## AIM OF THE EXERCISE
Scan the data. Collect each line that contains the word "JSON".

## RECORDS FOR THIS EXERCISE
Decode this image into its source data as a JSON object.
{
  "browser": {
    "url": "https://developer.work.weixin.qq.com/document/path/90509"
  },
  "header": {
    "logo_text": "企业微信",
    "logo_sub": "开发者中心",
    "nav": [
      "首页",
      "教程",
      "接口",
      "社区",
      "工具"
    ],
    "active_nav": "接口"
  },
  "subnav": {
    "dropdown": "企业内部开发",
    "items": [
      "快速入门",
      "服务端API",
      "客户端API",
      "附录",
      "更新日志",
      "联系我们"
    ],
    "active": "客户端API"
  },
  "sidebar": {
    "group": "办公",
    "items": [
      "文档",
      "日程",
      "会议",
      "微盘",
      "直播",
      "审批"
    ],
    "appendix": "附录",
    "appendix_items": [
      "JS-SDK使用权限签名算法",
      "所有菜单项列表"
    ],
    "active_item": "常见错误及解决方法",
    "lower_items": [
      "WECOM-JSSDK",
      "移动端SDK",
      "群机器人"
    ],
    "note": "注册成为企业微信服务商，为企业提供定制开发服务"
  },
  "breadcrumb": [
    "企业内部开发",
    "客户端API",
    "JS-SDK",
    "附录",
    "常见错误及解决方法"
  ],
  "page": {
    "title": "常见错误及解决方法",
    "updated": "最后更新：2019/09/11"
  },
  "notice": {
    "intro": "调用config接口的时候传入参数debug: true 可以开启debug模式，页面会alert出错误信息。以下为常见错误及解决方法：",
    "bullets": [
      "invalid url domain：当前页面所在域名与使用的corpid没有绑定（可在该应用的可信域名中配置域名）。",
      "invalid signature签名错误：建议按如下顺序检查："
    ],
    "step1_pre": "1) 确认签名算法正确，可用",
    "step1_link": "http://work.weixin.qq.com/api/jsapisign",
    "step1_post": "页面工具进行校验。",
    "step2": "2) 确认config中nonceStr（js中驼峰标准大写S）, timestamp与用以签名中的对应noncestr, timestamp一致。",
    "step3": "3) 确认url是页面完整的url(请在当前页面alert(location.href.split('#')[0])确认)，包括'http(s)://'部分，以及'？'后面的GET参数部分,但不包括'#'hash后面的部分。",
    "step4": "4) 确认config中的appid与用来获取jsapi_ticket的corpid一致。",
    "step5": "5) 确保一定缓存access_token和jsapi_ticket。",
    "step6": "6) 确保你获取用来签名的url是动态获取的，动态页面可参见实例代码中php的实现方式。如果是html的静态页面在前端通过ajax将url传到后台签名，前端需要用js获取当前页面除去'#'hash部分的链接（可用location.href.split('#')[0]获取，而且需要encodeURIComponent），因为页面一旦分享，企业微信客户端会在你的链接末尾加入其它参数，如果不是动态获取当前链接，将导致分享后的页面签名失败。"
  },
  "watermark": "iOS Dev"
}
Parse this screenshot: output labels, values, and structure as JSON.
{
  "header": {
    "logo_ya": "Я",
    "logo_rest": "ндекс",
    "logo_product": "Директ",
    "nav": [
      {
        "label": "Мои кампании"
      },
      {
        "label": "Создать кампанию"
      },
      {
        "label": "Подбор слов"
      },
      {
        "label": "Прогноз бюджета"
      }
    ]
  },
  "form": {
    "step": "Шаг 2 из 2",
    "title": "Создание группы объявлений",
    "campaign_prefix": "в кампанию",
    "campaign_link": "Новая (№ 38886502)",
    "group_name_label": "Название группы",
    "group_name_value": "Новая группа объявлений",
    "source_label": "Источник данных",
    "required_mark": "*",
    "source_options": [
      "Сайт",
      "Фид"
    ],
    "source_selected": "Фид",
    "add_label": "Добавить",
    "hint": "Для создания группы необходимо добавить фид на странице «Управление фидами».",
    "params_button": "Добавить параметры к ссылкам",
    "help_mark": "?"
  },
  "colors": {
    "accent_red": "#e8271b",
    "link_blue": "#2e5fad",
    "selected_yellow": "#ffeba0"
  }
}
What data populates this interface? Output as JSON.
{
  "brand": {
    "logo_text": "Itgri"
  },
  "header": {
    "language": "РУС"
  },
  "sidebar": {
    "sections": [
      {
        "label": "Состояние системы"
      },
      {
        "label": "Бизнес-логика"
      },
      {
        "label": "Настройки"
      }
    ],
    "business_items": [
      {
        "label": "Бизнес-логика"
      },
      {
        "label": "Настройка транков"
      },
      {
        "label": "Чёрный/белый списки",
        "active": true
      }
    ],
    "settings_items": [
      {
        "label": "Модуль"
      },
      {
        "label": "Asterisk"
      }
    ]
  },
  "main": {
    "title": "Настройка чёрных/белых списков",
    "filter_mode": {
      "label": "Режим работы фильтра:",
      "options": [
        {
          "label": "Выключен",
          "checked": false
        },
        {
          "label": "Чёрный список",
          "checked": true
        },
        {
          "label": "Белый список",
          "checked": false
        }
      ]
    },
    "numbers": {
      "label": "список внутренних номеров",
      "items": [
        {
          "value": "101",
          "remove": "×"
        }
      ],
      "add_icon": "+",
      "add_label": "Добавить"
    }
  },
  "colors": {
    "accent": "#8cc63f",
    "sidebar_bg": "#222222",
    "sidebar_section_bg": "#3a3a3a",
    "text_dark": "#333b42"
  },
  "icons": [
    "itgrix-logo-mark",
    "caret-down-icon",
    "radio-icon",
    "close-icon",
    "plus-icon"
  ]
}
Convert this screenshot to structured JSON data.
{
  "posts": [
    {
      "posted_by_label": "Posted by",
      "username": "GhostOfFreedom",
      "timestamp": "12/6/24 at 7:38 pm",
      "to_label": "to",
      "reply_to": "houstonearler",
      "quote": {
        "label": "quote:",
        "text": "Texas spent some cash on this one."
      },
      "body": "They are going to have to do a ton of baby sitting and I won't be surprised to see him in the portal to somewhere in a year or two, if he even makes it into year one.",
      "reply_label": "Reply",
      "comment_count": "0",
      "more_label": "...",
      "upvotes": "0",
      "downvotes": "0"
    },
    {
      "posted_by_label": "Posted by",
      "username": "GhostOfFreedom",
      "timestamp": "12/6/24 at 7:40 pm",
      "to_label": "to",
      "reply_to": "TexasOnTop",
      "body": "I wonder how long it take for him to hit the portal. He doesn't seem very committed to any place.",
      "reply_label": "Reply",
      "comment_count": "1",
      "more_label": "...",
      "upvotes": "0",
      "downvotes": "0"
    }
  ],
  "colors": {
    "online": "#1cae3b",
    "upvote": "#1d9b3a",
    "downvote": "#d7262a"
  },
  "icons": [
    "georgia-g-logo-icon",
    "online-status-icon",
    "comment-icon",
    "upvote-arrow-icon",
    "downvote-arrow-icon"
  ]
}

## REPLY TO THE TASK
Decode this image into its source data as a JSON object.
Parse this screenshot: output labels, values, and structure as JSON.
What data populates this interface? Output as JSON.
Convert this screenshot to structured JSON data.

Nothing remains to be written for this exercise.